Market integrity is essential to ensuring that Ag producers, processors, and merchants feel comfortable participating in our futures market.  One of the CFTC’s core duties is to promote futures markets that reflect supply and demand fundamentals and remain free from fraud and market manipulation.[1]  In order to have well-functioning, efficient markets, the terms of the futures contracts themselves must be sound.  This is why the CFTC requires all futures exchanges to monitor the terms and conditions of any futures contract that it offers.[2]  In particular, exchanges monitor to ensure that the terms of futures contracts keep pace with developments in the underlying cash markets and that futures and cash price convergence occurs.[3]  Without consistent convergence, market participants will not trust the contract to provide a reliable hedge, with the long term result that the futures markets will no longer provide a means of price discovery and risk mitigation. 

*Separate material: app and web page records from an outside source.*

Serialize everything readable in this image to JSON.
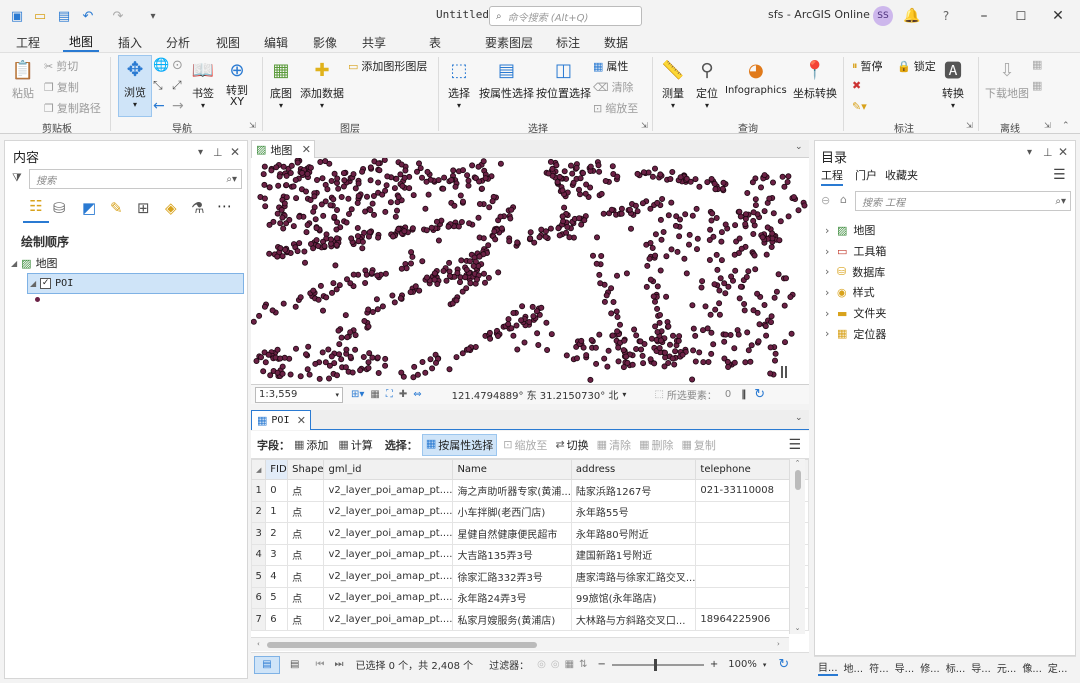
{
  "titlebar": {
    "title": "Untitled",
    "command_search_placeholder": "命令搜索 (Alt+Q)",
    "user_project": "sfs - ArcGIS Online",
    "avatar": "SS"
  },
  "tabs": [
    "工程",
    "地图",
    "插入",
    "分析",
    "视图",
    "编辑",
    "影像",
    "共享",
    "表",
    "要素图层",
    "标注",
    "数据"
  ],
  "ribbon": {
    "clipboard": {
      "paste": "粘贴",
      "cut": "剪切",
      "copy": "复制",
      "copy_path": "复制路径",
      "label": "剪贴板"
    },
    "navigate": {
      "explore": "浏览",
      "bookmarks": "书签",
      "goto_xy": "转到\nXY",
      "label": "导航"
    },
    "layer": {
      "basemap": "底图",
      "add_data": "添加数据",
      "add_graphics": "添加图形图层",
      "label": "图层"
    },
    "selection": {
      "select": "选择",
      "by_attr": "按属性选择",
      "by_loc": "按位置选择",
      "attributes": "属性",
      "clear": "清除",
      "zoom_to": "缩放至",
      "label": "选择"
    },
    "inquiry": {
      "measure": "测量",
      "locate": "定位",
      "infographics": "Infographics",
      "coord_convert": "坐标转换",
      "label": "查询"
    },
    "labeling": {
      "pause": "暂停",
      "lock": "锁定",
      "convert": "转换",
      "label": "标注"
    },
    "offline": {
      "download_map": "下载地图",
      "label": "离线"
    }
  },
  "contents": {
    "title": "内容",
    "search_placeholder": "搜索",
    "drawing_order": "绘制顺序",
    "map": "地图",
    "layer": "POI"
  },
  "map_view": {
    "tab": "地图",
    "scale": "1:3,559",
    "coords": "121.4794889° 东  31.2150730° 北",
    "selected_features": "所选要素：",
    "selected_count": "0"
  },
  "table_view": {
    "tab": "POI",
    "field_label": "字段：",
    "add": "添加",
    "calculate": "计算",
    "selection_label": "选择：",
    "select_by_attr": "按属性选择",
    "zoom_to": "缩放至",
    "switch": "切换",
    "clear": "清除",
    "delete": "删除",
    "copy": "复制",
    "columns": [
      "FID",
      "Shape",
      "gml_id",
      "Name",
      "address",
      "telephone"
    ],
    "rows": [
      [
        "1",
        "0",
        "点",
        "v2_layer_poi_amap_pt....",
        "海之声助听器专家(黄浦...",
        "陆家浜路1267号",
        "021-33110008"
      ],
      [
        "2",
        "1",
        "点",
        "v2_layer_poi_amap_pt....",
        "小车拌脚(老西门店)",
        "永年路55号",
        ""
      ],
      [
        "3",
        "2",
        "点",
        "v2_layer_poi_amap_pt....",
        "星健自然健康便民超市",
        "永年路80号附近",
        ""
      ],
      [
        "4",
        "3",
        "点",
        "v2_layer_poi_amap_pt....",
        "大吉路135弄3号",
        "建国新路1号附近",
        ""
      ],
      [
        "5",
        "4",
        "点",
        "v2_layer_poi_amap_pt....",
        "徐家汇路332弄3号",
        "唐家湾路与徐家汇路交叉...",
        ""
      ],
      [
        "6",
        "5",
        "点",
        "v2_layer_poi_amap_pt....",
        "永年路24弄3号",
        "99旅馆(永年路店)",
        ""
      ],
      [
        "7",
        "6",
        "点",
        "v2_layer_poi_amap_pt....",
        "私家月嫂服务(黄浦店)",
        "大林路与方斜路交叉口...",
        "18964225906"
      ]
    ],
    "status": "已选择 0 个，共 2,408 个",
    "filter_label": "过滤器：",
    "zoom": "100%"
  },
  "catalog": {
    "title": "目录",
    "tabs": [
      "工程",
      "门户",
      "收藏夹"
    ],
    "search_placeholder": "搜索 工程",
    "items": [
      "地图",
      "工具箱",
      "数据库",
      "样式",
      "文件夹",
      "定位器"
    ]
  },
  "bottom_tabs": [
    "目...",
    "地...",
    "符...",
    "导...",
    "修...",
    "标...",
    "导...",
    "元...",
    "像...",
    "定..."
  ],
  "colors": {
    "accent": "#2a7ad2",
    "points_fill": "#6b2145",
    "points_stroke": "#1d0812",
    "avatar_bg": "#cdb7ec"
  }
}
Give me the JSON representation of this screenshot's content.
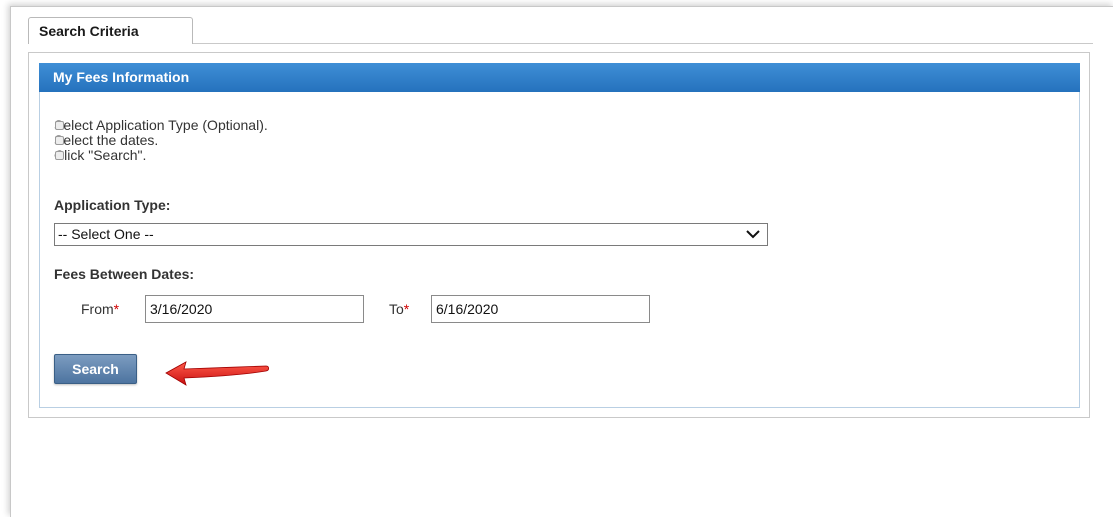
{
  "tabs": [
    {
      "label": "Search Criteria"
    }
  ],
  "panel": {
    "title": "My Fees Information"
  },
  "instructions": [
    "Select Application Type (Optional).",
    "Select the dates.",
    "Click \"Search\"."
  ],
  "application_type": {
    "label": "Application Type:",
    "selected": "-- Select One --"
  },
  "fees_between": {
    "label": "Fees Between Dates:",
    "from_label": "From",
    "from_value": "3/16/2020",
    "to_label": "To",
    "to_value": "6/16/2020",
    "required_marker": "*"
  },
  "search_button": {
    "label": "Search"
  },
  "colors": {
    "header_blue": "#2f7ec8",
    "button_blue": "#5b80aa",
    "required_red": "#d00000",
    "arrow_red": "#e02020"
  },
  "icons": {
    "dropdown": "chevron-down-icon",
    "bullet": "square-bullet-icon",
    "annotation": "red-arrow-icon"
  }
}
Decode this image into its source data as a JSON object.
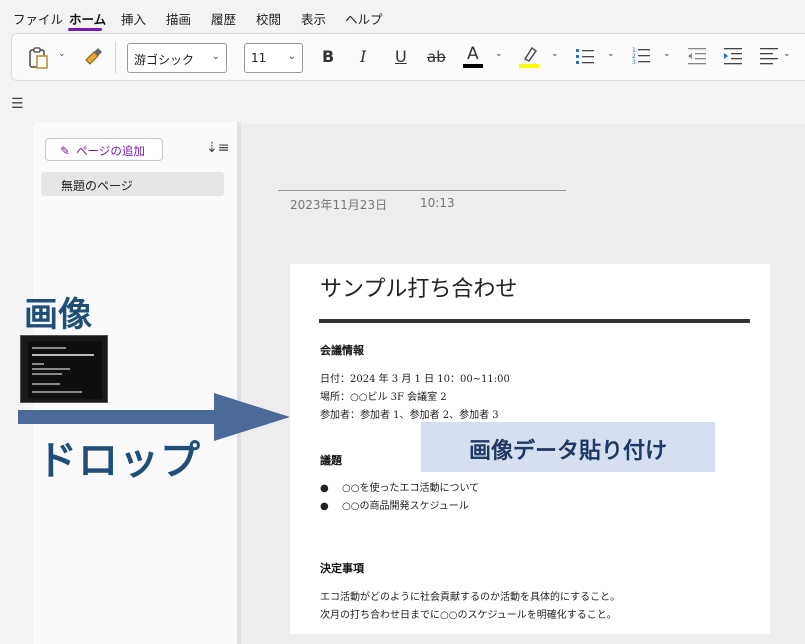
{
  "menu": {
    "items": [
      "ファイル",
      "ホーム",
      "挿入",
      "描画",
      "履歴",
      "校閲",
      "表示",
      "ヘルプ"
    ]
  },
  "ribbon": {
    "font_name": "游ゴシック",
    "font_size": "11",
    "bold": "B",
    "italic": "I",
    "underline": "U",
    "strike": "ab",
    "font_color": "A",
    "font_color_hex": "#000000",
    "highlight_hex": "#ffff00"
  },
  "pages": {
    "add_label": "ページの追加",
    "items": [
      "無題のページ"
    ]
  },
  "note": {
    "date": "2023年11月23日",
    "time": "10:13"
  },
  "doc": {
    "title": "サンプル打ち合わせ",
    "section1": "会議情報",
    "info": [
      "日付：2024 年 3 月 1 日  10：00~11:00",
      "場所：○○ビル  3F   会議室 2",
      "参加者：参加者 1、参加者 2、参加者 3"
    ],
    "section2": "議題",
    "agenda": [
      "○○を使ったエコ活動について",
      "○○の商品開発スケジュール"
    ],
    "section3": "決定事項",
    "decisions": [
      "エコ活動がどのように社会貢献するのか活動を具体的にすること。",
      "次月の打ち合わせ日までに○○のスケジュールを明確化すること。"
    ],
    "bullet": "●"
  },
  "annotation": {
    "image_label": "画像",
    "drop_label": "ドロップ",
    "paste_label": "画像データ貼り付け",
    "arrow_color": "#4a6a9a"
  }
}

Recently, some have expressed concerns regarding the performance of certain futures contracts.  I take these concerns very seriously.  While it is not the CFTC’s role to design futures contracts – that job belongs to the futures exchanges – it is the CFTC’s responsibility to oversee the exchanges and ensure they are proactively and appropriately monitoring the performance of their contracts.  The Commission is committed to working with the exchanges and market participants to understand and resolve any issues.  I encourage market participants to continue voicing their concerns and experiences, to the exchanges, CFTC staff, and the Commissioners.  In particular, I commend the Chairman for convening the Livestock Market Task Force to examine conditions in the cattle markets and ensure contracts are working as intended. 

For over 150 years, the U.S. futures markets have enabled farmers and ranchers to hedge their commercial risk in the most liquid, competitive, and vibrant futures market in the world.  This is no small accomplishment.  It has taken generations of hard-working, creative, and aspirational thinkers to build today’s futures industry.  I am committed to working with the agricultural community and the exchanges to strengthen the trust that Ag producers have in our futures markets and ensure this longstanding tradition continues for America’s next generation of farmers. 



[1]  CEA Section 3(a) (noting that transactions subject to the CEA “are affected with a national public interest by providing a means for managing and assuming price risks, discovering prices, or disseminating pricing information through trading in liquid, fair and financially secure trading facilities”); CEA Section 3(b) (“[I]t is further the purpose of this Act to deter and prevent price manipulation or any other disruptions to market integrity; to ensure the financial integrity of all transactions subject to this Act and the avoidance of systemic risk…”)

[2]  17 C.F.R. § 38.252.

[3]  17 C.F.R. § 38.252.   See also Core Principles and Other Requirements for Designated Contracts Markets; Final Rule, 77 Fed. Reg. 36612, 36636 (June 19, 2012) (“The Commission is of the view that a DCM must monitor the performance of its contracts to ensure they continue to perform their economic function.”).